    Before we look at each one, it’s important to remember that even with an online or offline wallet, your cryptocurrency is actually stored on the blockchain — the wallet just stores the details needed to access it.

    What’s a private key?

    A private key is a unique code that provides you with access to your crypto on the blockchain. Any form of cryptocurrency wallet is fundamentally a means of storing and protecting your private key.

    It is very important that you never share your private key as anyone who has it has access to your crypto. Equally, if you lose access to your private key, you have lost access to your crypto.

    What’s a public key?

    A public key allows for transfers to your wallet. For example, if you bought crypto on an exchange you would send it to your wallet by providing your public key.

    While it has a relationship to your private key, it’s effectively impossible to establish what your private key is from your public key.

    This means it’s similar to your bank account number in that you can share it with anyone without risk.

    Is crypto a good investment?

    Over the last decade, cryptocurrency has gone from a highly niche tech curiosity to one of the most widely discussed investment opportunities.

    The explosive increase (and subsequent decrease) in value of Bitcoin and other cryptos has drawn a lot of attention and prompted many to buy in with the hope of seeing their investment skyrocket.

    Like any other investment type, cryptocurrency is impossible to label simply as a good or bad investment. However, it’s certainly one of the riskier investment options and you should only put in what you can ultimately afford to lose.

    These are some of the key things you should factor into your decision to invest in crypto or not:

    • It’s unpredictable: Cryptocurrencies are incredibly volatile and their values regularly surge and plummet. While some are eager to promote the idea that cryptocurrencies ultimately continue to climb in value, no one knows how the market will look even in the short-to-medium term.
    • Safe storage is challenging: Whether you choose an online or an offline wallet, safely storing crypto is not as straightforward or secure as the majority of other investment types.
    • It could offer diversification: The value of the various cryptocurrencies has shown little correlation to the value of other investment types, like shares. If you do have other investments, crypto could be a way to further diversify your portfolio.
    • There are a lot of cryptocurrencies to choose from: There are thousands of cryptocurrencies out there. As with any investment, potential buyers should research which cryptocurrency they’re interested in and make an informed choice.

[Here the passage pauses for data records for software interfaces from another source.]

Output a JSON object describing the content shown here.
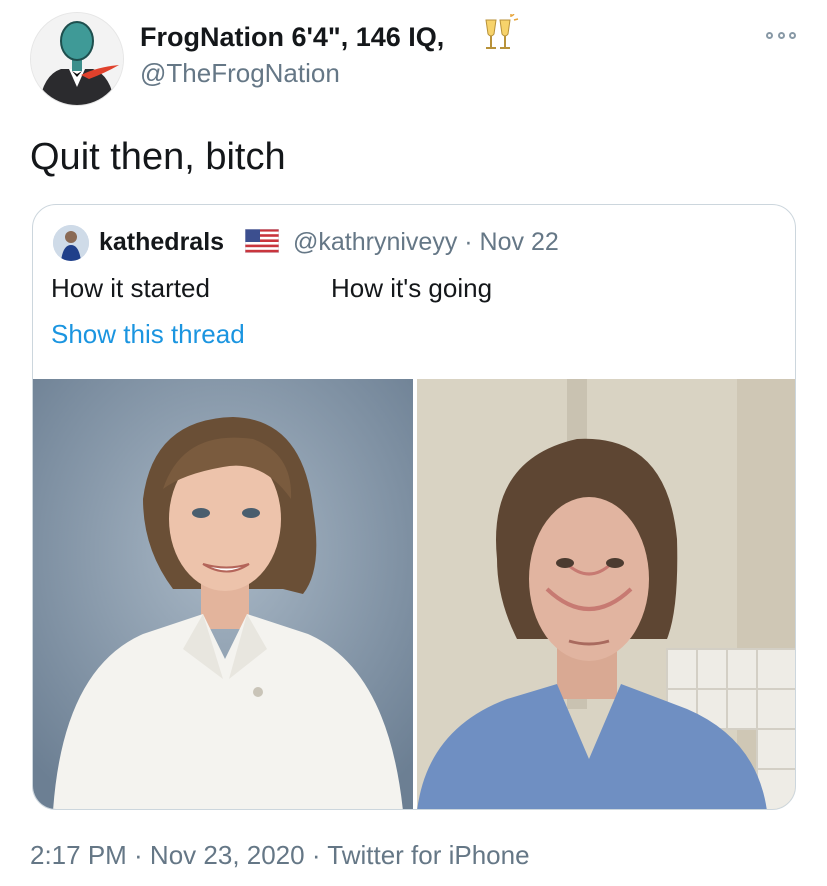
{
  "author": {
    "display_name": "FrogNation 6'4\", 146 IQ,",
    "handle": "@TheFrogNation",
    "name_emoji": "clinking-glasses-icon",
    "avatar_icon": "frog-suit-avatar-icon"
  },
  "tweet": {
    "text": "Quit then, bitch"
  },
  "quoted": {
    "name": "kathedrals",
    "flag_icon": "us-flag-icon",
    "meta": "@kathryniveyy · Nov 22",
    "text_left": "How it started",
    "text_right": "How it's going",
    "thread_link": "Show this thread",
    "images": [
      {
        "name": "how-it-started-photo"
      },
      {
        "name": "how-its-going-photo"
      }
    ]
  },
  "footer": {
    "time_date": "2:17 PM · Nov 23, 2020 · ",
    "source": "Twitter for iPhone"
  },
  "colors": {
    "text": "#14171a",
    "secondary": "#657786",
    "link": "#1b95e0",
    "border": "#ccd6dd"
  }
}
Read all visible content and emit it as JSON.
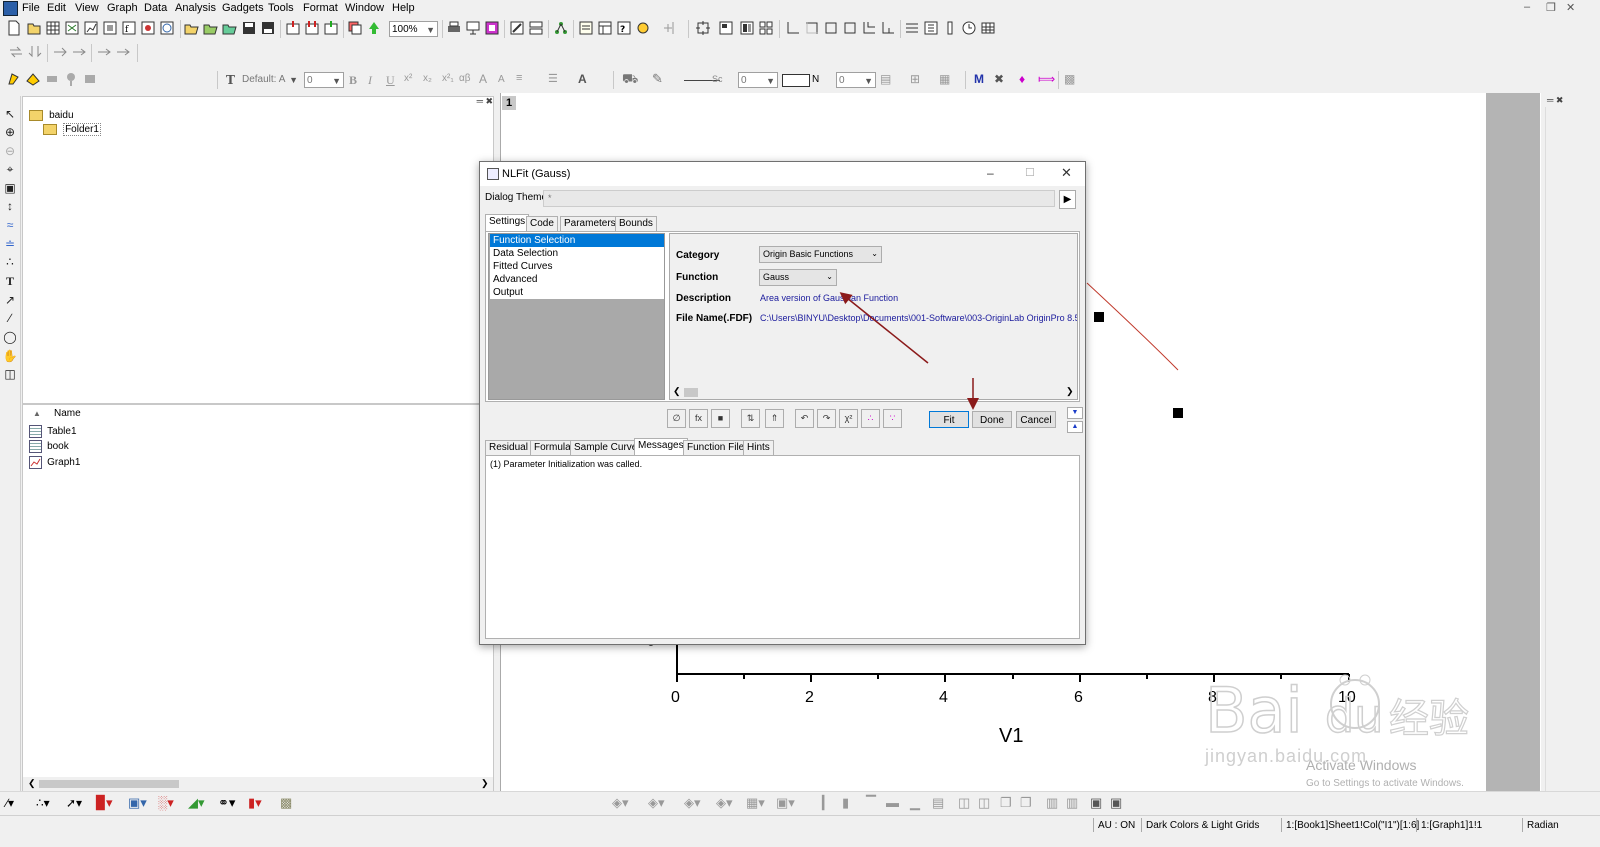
{
  "menubar": {
    "items": [
      "File",
      "Edit",
      "View",
      "Graph",
      "Data",
      "Analysis",
      "Gadgets",
      "Tools",
      "Format",
      "Window",
      "Help"
    ]
  },
  "toolbar": {
    "zoom": "100%",
    "font_name": "Default: A",
    "font_size": "0",
    "line_style": "Sc",
    "line_width": "0",
    "fill_label": "N",
    "fill_value": "0"
  },
  "project": {
    "root": "baidu",
    "folder": "Folder1",
    "list_header": "Name",
    "items": [
      "Table1",
      "book",
      "Graph1"
    ]
  },
  "graph": {
    "layer_tab": "1",
    "x_ticks": [
      "0",
      "2",
      "4",
      "6",
      "8",
      "10"
    ],
    "x_axis_title": "V1",
    "y_partial_label": "0"
  },
  "dialog": {
    "title": "NLFit (Gauss)",
    "theme_label": "Dialog Theme",
    "theme_value": "*",
    "top_tabs": [
      "Settings",
      "Code",
      "Parameters",
      "Bounds"
    ],
    "left_items": [
      "Function Selection",
      "Data Selection",
      "Fitted Curves",
      "Advanced",
      "Output"
    ],
    "category_label": "Category",
    "category_value": "Origin Basic Functions",
    "function_label": "Function",
    "function_value": "Gauss",
    "description_label": "Description",
    "description_value": "Area version of Gaussian Function",
    "filename_label": "File Name(.FDF)",
    "filename_value": "C:\\Users\\BINYU\\Desktop\\Documents\\001-Software\\003-OriginLab OriginPro 8.5",
    "fit_label": "Fit",
    "done_label": "Done",
    "cancel_label": "Cancel",
    "bottom_tabs": [
      "Residual",
      "Formula",
      "Sample Curve",
      "Messages",
      "Function File",
      "Hints"
    ],
    "message": "(1) Parameter Initialization was called."
  },
  "status": {
    "au": "AU : ON",
    "theme": "Dark Colors & Light Grids",
    "cell": "1:[Book1]Sheet1!Col(\"I1\")[1:6]",
    "graph": "1:[Graph1]1!1",
    "unit": "Radian"
  },
  "watermark": {
    "activate_title": "Activate Windows",
    "activate_sub": "Go to Settings to activate Windows.",
    "site": "jingyan.baidu.com"
  },
  "colors": {
    "selection": "#0078d7",
    "dialog_value_text": "#1a1a9c",
    "fit_curve": "#c0392b",
    "annotation_arrow": "#8b1a1a"
  }
}
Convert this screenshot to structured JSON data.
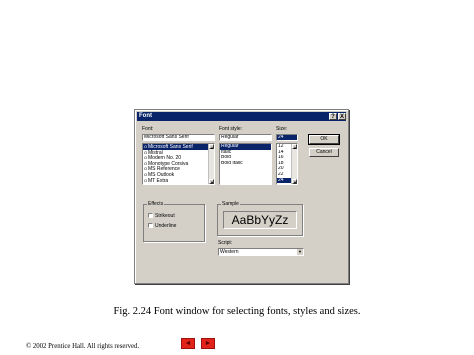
{
  "dialog": {
    "title": "Font",
    "help_glyph": "?",
    "close_glyph": "X",
    "font_label": "Font:",
    "font_value": "Microsoft Sans Serif",
    "fonts": [
      "Microsoft Sans Serif",
      "Mistral",
      "Modern No. 20",
      "Monotype Corsiva",
      "MS Reference",
      "MS Outlook",
      "MT Extra"
    ],
    "font_selected": 0,
    "style_label": "Font style:",
    "style_value": "Regular",
    "styles": [
      "Regular",
      "Italic",
      "Bold",
      "Bold Italic"
    ],
    "style_selected": 0,
    "size_label": "Size:",
    "size_value": "24",
    "sizes": [
      "12",
      "14",
      "16",
      "18",
      "20",
      "22",
      "24"
    ],
    "size_selected": 6,
    "ok_label": "OK",
    "cancel_label": "Cancel",
    "effects_label": "Effects",
    "strikeout_label": "Strikeout",
    "underline_label": "Underline",
    "sample_label": "Sample",
    "sample_text": "AaBbYyZz",
    "script_label": "Script:",
    "script_value": "Western"
  },
  "slide": {
    "caption": "Fig. 2.24     Font window for selecting fonts, styles and sizes.",
    "copyright": "©  2002 Prentice Hall.  All rights reserved.",
    "prev_glyph": "◄",
    "next_glyph": "►"
  },
  "icons": {
    "font_type": "opentype-icon",
    "scroll_up": "arrow-up-icon",
    "scroll_down": "arrow-down-icon"
  },
  "colors": {
    "titlebar": "#0a246a",
    "dialog_face": "#d4d0c8",
    "nav_button": "#e2231a"
  }
}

    Cryptocurrency staking

    Crypto staking graphic

    Aside from simply purchasing cryptocurrency with the hope that it will increase in value, it’s also possible to passively earn rewards on crypto. This is done through an activity called ‘staking’.

    Crypto staking involves committing some or all of your crypto to support the running of the blockchain. Your holding is used to validate transactions and add new blocks to the blockchain. In return, you are rewarded with interest on the amount you’ve staked.

    Annual percentage yield (APY) varies with the cryptocurrency you stake and can range from as low as 1-2%, to as high as 70% with some coins.

    Learn more about crypto staking and how to do it in our guide.

    Is cryptocurrency regulated in New Zealand?

    Cryptocurrencies are not defined as financial products in the Financial Markets Conduct Act, and so they are not technically regulated.

    However, any New Zealand-based cryptocurrency exchange or retailer is captured under the law as offering a financial service and should therefore be registered on the Financial Service Providers Register (FSPR).

    All crypto companies that interact with retail customers must also belong to a dispute resolution scheme. You can find out which dispute resolution scheme a particular NZ crypto exchange or retailer belongs to on the FSPR.

    Picture of Kevin McHugh

    Kevin McHugh

    Kevin is the founder and Head of Publishing at Banked. With years of experience working in personal finance, insurance, and related areas, Kevin created Banked to help Kiwis make better financial decisions.